• **INPUT DATA**
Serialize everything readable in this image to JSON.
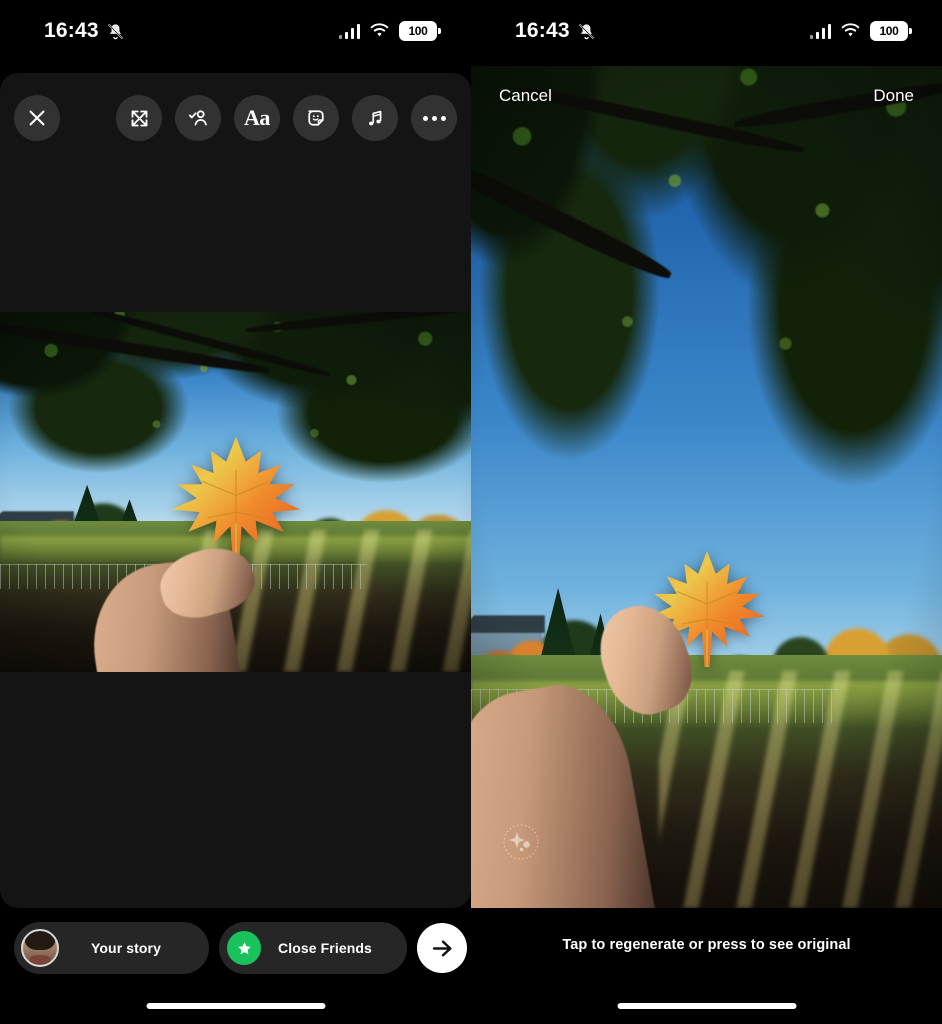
{
  "status_bar": {
    "time": "16:43",
    "battery_percent": "100",
    "icons": [
      "bell-muted-icon",
      "cellular-signal-icon",
      "wifi-icon",
      "battery-icon"
    ]
  },
  "left_panel": {
    "name": "instagram-story-composer",
    "toolbar": {
      "close_label": "Close",
      "items": [
        {
          "icon": "expand-icon",
          "label": "Expand"
        },
        {
          "icon": "tag-people-icon",
          "label": "Tag people"
        },
        {
          "icon": "text-icon",
          "label": "Aa"
        },
        {
          "icon": "sticker-icon",
          "label": "Stickers"
        },
        {
          "icon": "music-note-icon",
          "label": "Music"
        },
        {
          "icon": "more-options-icon",
          "label": "More"
        }
      ]
    },
    "share_bar": {
      "your_story_label": "Your story",
      "close_friends_label": "Close Friends",
      "send_label": "Send",
      "avatar_name": "avatar",
      "close_friends_color": "#19c25d"
    }
  },
  "right_panel": {
    "name": "ai-restyle-preview",
    "cancel_label": "Cancel",
    "done_label": "Done",
    "hint": "Tap to regenerate or press to see original",
    "watermark": "imagined-with-ai-badge"
  },
  "photo": {
    "alt": "Hand holding an orange maple leaf under a large tree with autumn foliage and a lawn",
    "colors": {
      "sky": "#6fb2de",
      "leaf_orange": "#f08a2c",
      "leaf_yellow": "#ecc84a",
      "grass": "#6e8c3e",
      "canopy": "#14250e",
      "skin": "#e5b794"
    }
  }
}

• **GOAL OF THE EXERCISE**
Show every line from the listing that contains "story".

• **ANSWER FOR THIS EXERCISE**
    "name": "instagram-story-composer",
      "your_story_label": "Your story",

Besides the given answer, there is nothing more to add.